TRY IT
In the data that follows, every line containing the word "石岩街道" should be returned.

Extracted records
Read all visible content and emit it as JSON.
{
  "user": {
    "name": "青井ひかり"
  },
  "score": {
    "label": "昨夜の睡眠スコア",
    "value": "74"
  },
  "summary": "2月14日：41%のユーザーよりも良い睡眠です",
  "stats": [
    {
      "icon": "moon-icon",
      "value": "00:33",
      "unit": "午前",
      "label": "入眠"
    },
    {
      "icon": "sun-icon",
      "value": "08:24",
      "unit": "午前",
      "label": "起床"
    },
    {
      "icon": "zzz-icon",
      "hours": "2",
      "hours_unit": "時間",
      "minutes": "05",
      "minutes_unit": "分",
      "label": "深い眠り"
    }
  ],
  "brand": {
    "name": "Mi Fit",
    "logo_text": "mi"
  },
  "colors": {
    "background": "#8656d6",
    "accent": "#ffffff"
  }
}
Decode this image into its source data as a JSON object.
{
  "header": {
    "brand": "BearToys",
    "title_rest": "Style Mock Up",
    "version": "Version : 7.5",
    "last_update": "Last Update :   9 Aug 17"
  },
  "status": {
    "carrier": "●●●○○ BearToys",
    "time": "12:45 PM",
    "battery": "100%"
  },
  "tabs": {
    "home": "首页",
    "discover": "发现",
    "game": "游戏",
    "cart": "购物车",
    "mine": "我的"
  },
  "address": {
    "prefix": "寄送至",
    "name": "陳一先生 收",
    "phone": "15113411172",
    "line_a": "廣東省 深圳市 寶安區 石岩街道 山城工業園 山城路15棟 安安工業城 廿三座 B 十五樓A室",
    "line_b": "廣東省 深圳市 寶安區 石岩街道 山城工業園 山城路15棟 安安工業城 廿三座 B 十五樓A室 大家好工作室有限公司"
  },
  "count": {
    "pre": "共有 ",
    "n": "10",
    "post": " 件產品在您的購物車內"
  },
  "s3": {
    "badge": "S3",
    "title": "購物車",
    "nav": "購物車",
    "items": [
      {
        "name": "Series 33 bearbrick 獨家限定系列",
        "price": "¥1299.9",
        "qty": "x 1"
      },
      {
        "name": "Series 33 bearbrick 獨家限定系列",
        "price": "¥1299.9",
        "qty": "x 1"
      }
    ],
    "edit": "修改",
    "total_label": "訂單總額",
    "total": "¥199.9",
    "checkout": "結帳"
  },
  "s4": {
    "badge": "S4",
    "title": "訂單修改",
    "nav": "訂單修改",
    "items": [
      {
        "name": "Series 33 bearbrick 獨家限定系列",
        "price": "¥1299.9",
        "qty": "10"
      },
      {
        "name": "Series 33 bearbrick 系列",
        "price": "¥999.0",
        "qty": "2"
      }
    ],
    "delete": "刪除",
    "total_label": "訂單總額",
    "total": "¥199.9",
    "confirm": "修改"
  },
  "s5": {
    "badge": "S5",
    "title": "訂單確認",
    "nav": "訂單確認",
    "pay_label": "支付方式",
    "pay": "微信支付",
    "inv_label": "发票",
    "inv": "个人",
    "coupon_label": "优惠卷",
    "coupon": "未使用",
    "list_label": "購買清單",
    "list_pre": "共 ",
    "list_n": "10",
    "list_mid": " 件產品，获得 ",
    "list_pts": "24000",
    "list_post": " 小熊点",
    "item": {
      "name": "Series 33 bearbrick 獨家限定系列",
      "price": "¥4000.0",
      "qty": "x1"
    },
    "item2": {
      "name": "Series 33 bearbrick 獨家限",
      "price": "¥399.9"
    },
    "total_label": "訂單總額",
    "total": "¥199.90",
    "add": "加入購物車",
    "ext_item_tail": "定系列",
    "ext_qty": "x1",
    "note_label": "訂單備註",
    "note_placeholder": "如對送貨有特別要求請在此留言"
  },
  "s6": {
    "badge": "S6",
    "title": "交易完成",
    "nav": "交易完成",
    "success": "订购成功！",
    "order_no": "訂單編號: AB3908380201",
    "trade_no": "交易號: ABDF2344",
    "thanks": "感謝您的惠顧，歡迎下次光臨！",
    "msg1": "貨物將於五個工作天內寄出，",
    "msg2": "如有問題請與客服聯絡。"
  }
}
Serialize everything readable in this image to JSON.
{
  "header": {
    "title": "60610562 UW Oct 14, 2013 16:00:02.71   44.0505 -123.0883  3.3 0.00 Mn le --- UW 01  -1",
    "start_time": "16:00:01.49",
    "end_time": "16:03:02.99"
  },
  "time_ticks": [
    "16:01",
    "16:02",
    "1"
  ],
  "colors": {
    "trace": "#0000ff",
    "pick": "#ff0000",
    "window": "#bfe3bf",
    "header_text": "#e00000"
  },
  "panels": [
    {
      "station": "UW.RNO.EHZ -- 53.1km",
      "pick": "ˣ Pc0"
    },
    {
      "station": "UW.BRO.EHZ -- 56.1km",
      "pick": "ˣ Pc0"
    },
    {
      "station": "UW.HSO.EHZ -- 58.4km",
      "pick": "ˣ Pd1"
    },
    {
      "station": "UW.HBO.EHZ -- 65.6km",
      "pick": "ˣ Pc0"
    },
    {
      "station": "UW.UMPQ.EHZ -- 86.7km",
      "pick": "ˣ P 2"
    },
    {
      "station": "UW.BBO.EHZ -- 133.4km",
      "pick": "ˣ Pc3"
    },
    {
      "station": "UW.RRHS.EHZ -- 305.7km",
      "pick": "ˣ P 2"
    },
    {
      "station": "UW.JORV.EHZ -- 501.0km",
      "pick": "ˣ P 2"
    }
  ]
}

EXERCISE SOLUTION
    "line_a": "廣東省 深圳市 寶安區 石岩街道 山城工業園 山城路15棟 安安工業城 廿三座 B 十五樓A室",
    "line_b": "廣東省 深圳市 寶安區 石岩街道 山城工業園 山城路15棟 安安工業城 廿三座 B 十五樓A室 大家好工作室有限公司"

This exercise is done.